Need, by Reed Lackey

24 May


Fans of J. J. Abrams’ 2009 reboot of Star Trek, if not already familiar with the franchise, might find themselves interested to go back and watch the original series of movies to see what they have to offer. If that’s you and if you should decide to start from the beginning, you will most likely find the experience quite jarring.

Star Trek: The Motion Picture, in striking contrast to Abrams’ vision, is not an action-packed, humor-filled thrill machine. It is a deliberately paced, methodically executed science fiction story with precisely three—yes, three—moments of humor. It’s also a pretty excellent piece of cinema if you know what you’re facing and perhaps the most underrated of the Star Trek films.



Reed’s Favorite Film of All Time

21 May



Being a sincere, born-again Christian who cites a graphic portrayal of demonic possession as my favorite movie ever, I should expect some puzzled second glances and more than a few questions.
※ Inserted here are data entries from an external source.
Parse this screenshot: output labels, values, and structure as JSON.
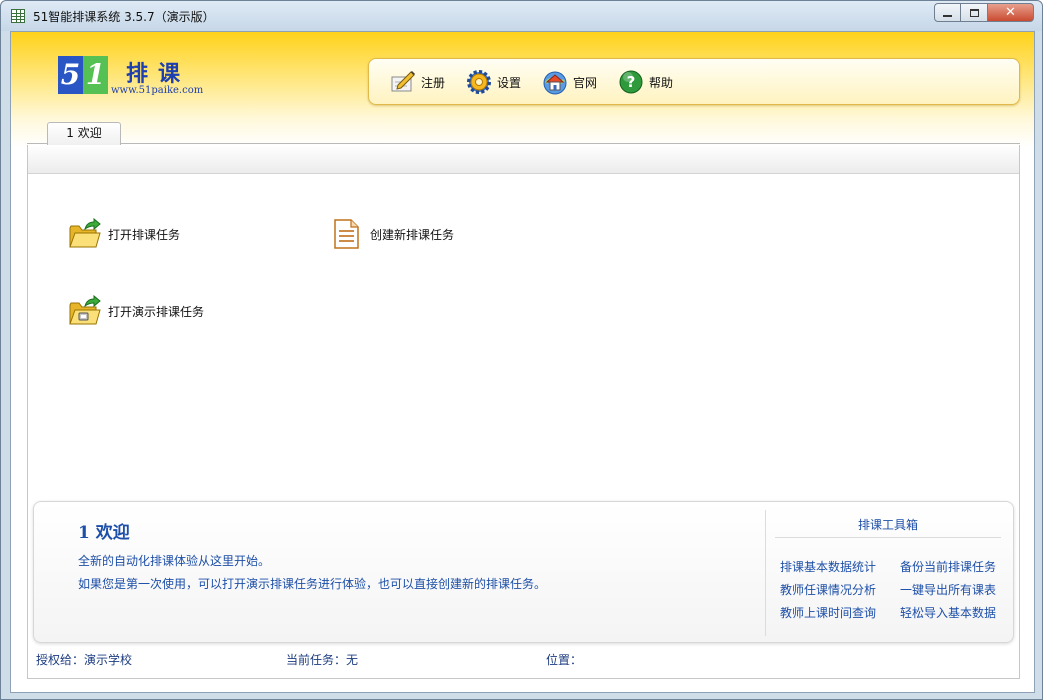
{
  "window": {
    "title": "51智能排课系统 3.5.7（演示版）"
  },
  "logo": {
    "digit1": "5",
    "digit2": "1",
    "name": "排课",
    "url": "www.51paike.com"
  },
  "toolbar": {
    "register_label": "注册",
    "settings_label": "设置",
    "website_label": "官网",
    "help_label": "帮助"
  },
  "tabs": [
    {
      "label": "1 欢迎"
    }
  ],
  "actions": {
    "open_task": "打开排课任务",
    "create_task": "创建新排课任务",
    "open_demo_task": "打开演示排课任务"
  },
  "welcome": {
    "title": "1 欢迎",
    "line1": "全新的自动化排课体验从这里开始。",
    "line2": "如果您是第一次使用，可以打开演示排课任务进行体验，也可以直接创建新的排课任务。"
  },
  "toolbox": {
    "title": "排课工具箱",
    "links": [
      "排课基本数据统计",
      "备份当前排课任务",
      "教师任课情况分析",
      "一键导出所有课表",
      "教师上课时间查询",
      "轻松导入基本数据"
    ]
  },
  "status": {
    "licensed_to": "授权给：演示学校",
    "current_task": "当前任务：无",
    "position": "位置："
  },
  "colors": {
    "header_yellow": "#ffd21a",
    "link_blue": "#1d4fa8",
    "logo_blue": "#2a55c4",
    "logo_green": "#55c155"
  }
}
The film’s subject matter definitely isn’t for everyone (I actually discourage people who are particularly sensitive to its such things from seeing it), but it is also often highly misjudged based on its reputation as “the scariest movie of all time” and the viewing of a few popular scene clips. At its core, The Exorcist is an examination of how we cope with evil in the world around us, particularly when that evil attacks the innocent among us. For those who don’t already know, the story revolves around a young girl and her actress mother whose imperfect but comfortable little world nearly comes undone when the girl begins to exhibit evidence of demonic possession. The mother’s only hope for her daughter lies in a young priest whose faith is wavering and an elder priest who health is failing. My affections for it almost entirely lay in the film’s quieter moments, but I also admire that the film presents the devil as horrific and malevolent rather than cool or charming. Its script is a powerful exploration of the persistent struggle we each have not only to overcome evil in the world around us, but to try to understand it and this theme is a constant source of fascination for me (the moment when the elder priest provides his theory for why this is all happening is profound). Despite its occasional theological awkwardness, The Exorcist presents us with the message that the only way to ultimately overcome evil is to lay down your life and even though this message might be obscured for some by the film’s more extreme moments, it’s a message that resonated with me so strongly that it placed this movie as my favorite. My favorite moment in the movie (one that I think best captures the movie’s heart) comes after the younger priest has lost a psychological battle with the demon and is forced to retreat from the conflict. As the young priest sits sulking in self-pity and confusion, the girl’s mother steps in and quietly asks, “Is my little girl going to die?” In that moment, the young priest casts aside his self-absorption and with a confidence he never had before, declares “No.” before rising back up the stairs to fight again for the soul of the little girl, and his own.  There is genuine ugliness and horror in The Exorcist, but there are also moments of striking beauty and grace and perhaps such is true of life itself as well.